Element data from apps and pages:
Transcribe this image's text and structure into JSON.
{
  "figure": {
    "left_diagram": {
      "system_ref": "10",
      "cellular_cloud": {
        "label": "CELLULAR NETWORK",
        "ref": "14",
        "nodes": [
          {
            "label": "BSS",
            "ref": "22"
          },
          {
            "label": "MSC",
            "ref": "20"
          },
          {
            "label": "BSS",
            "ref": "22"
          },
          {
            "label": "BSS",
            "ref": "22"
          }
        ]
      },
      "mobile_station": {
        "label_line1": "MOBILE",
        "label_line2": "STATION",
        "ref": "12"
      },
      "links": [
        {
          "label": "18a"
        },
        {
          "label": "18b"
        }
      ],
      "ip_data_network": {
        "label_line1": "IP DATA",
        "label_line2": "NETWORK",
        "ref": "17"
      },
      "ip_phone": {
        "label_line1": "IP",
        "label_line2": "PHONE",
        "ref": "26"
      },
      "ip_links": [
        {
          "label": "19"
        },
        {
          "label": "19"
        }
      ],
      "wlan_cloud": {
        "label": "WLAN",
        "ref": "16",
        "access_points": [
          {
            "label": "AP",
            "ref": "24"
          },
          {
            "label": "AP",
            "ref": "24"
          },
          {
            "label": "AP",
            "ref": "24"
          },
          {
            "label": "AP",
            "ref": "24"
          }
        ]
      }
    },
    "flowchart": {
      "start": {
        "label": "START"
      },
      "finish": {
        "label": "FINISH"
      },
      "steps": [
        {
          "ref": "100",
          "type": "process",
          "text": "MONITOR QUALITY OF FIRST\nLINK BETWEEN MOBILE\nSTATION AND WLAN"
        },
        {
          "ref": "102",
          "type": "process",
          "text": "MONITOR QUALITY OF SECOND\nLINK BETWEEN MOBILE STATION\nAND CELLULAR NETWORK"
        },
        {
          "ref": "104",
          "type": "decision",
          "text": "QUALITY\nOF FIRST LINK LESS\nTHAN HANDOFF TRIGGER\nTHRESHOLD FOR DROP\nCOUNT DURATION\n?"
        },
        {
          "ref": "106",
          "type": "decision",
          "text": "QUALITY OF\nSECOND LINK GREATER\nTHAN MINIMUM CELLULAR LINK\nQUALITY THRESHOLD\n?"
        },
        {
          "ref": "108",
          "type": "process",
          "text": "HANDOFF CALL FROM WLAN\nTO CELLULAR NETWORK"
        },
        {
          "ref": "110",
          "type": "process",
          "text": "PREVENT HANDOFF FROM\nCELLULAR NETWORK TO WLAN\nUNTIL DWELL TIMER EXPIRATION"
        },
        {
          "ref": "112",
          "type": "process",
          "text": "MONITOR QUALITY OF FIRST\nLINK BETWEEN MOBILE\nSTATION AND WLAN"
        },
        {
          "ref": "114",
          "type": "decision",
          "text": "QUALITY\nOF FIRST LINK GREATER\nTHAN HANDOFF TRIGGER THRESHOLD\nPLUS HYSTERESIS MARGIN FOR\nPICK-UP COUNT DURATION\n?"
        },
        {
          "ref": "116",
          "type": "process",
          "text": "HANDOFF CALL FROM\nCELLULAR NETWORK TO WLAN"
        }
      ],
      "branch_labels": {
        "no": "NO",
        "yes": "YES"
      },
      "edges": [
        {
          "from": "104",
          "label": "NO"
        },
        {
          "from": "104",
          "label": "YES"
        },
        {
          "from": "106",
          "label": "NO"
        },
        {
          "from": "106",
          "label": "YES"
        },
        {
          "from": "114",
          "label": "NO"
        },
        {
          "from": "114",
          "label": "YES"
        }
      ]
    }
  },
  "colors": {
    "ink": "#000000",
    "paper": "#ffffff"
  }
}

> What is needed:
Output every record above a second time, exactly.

> Output:
Transcribe this image's text and structure into JSON.
{
  "figure": {
    "left_diagram": {
      "system_ref": "10",
      "cellular_cloud": {
        "label": "CELLULAR NETWORK",
        "ref": "14",
        "nodes": [
          {
            "label": "BSS",
            "ref": "22"
          },
          {
            "label": "MSC",
            "ref": "20"
          },
          {
            "label": "BSS",
            "ref": "22"
          },
          {
            "label": "BSS",
            "ref": "22"
          }
        ]
      },
      "mobile_station": {
        "label_line1": "MOBILE",
        "label_line2": "STATION",
        "ref": "12"
      },
      "links": [
        {
          "label": "18a"
        },
        {
          "label": "18b"
        }
      ],
      "ip_data_network": {
        "label_line1": "IP DATA",
        "label_line2": "NETWORK",
        "ref": "17"
      },
      "ip_phone": {
        "label_line1": "IP",
        "label_line2": "PHONE",
        "ref": "26"
      },
      "ip_links": [
        {
          "label": "19"
        },
        {
          "label": "19"
        }
      ],
      "wlan_cloud": {
        "label": "WLAN",
        "ref": "16",
        "access_points": [
          {
            "label": "AP",
            "ref": "24"
          },
          {
            "label": "AP",
            "ref": "24"
          },
          {
            "label": "AP",
            "ref": "24"
          },
          {
            "label": "AP",
            "ref": "24"
          }
        ]
      }
    },
    "flowchart": {
      "start": {
        "label": "START"
      },
      "finish": {
        "label": "FINISH"
      },
      "steps": [
        {
          "ref": "100",
          "type": "process",
          "text": "MONITOR QUALITY OF FIRST\nLINK BETWEEN MOBILE\nSTATION AND WLAN"
        },
        {
          "ref": "102",
          "type": "process",
          "text": "MONITOR QUALITY OF SECOND\nLINK BETWEEN MOBILE STATION\nAND CELLULAR NETWORK"
        },
        {
          "ref": "104",
          "type": "decision",
          "text": "QUALITY\nOF FIRST LINK LESS\nTHAN HANDOFF TRIGGER\nTHRESHOLD FOR DROP\nCOUNT DURATION\n?"
        },
        {
          "ref": "106",
          "type": "decision",
          "text": "QUALITY OF\nSECOND LINK GREATER\nTHAN MINIMUM CELLULAR LINK\nQUALITY THRESHOLD\n?"
        },
        {
          "ref": "108",
          "type": "process",
          "text": "HANDOFF CALL FROM WLAN\nTO CELLULAR NETWORK"
        },
        {
          "ref": "110",
          "type": "process",
          "text": "PREVENT HANDOFF FROM\nCELLULAR NETWORK TO WLAN\nUNTIL DWELL TIMER EXPIRATION"
        },
        {
          "ref": "112",
          "type": "process",
          "text": "MONITOR QUALITY OF FIRST\nLINK BETWEEN MOBILE\nSTATION AND WLAN"
        },
        {
          "ref": "114",
          "type": "decision",
          "text": "QUALITY\nOF FIRST LINK GREATER\nTHAN HANDOFF TRIGGER THRESHOLD\nPLUS HYSTERESIS MARGIN FOR\nPICK-UP COUNT DURATION\n?"
        },
        {
          "ref": "116",
          "type": "process",
          "text": "HANDOFF CALL FROM\nCELLULAR NETWORK TO WLAN"
        }
      ],
      "branch_labels": {
        "no": "NO",
        "yes": "YES"
      },
      "edges": [
        {
          "from": "104",
          "label": "NO"
        },
        {
          "from": "104",
          "label": "YES"
        },
        {
          "from": "106",
          "label": "NO"
        },
        {
          "from": "106",
          "label": "YES"
        },
        {
          "from": "114",
          "label": "NO"
        },
        {
          "from": "114",
          "label": "YES"
        }
      ]
    }
  },
  "colors": {
    "ink": "#000000",
    "paper": "#ffffff"
  }
}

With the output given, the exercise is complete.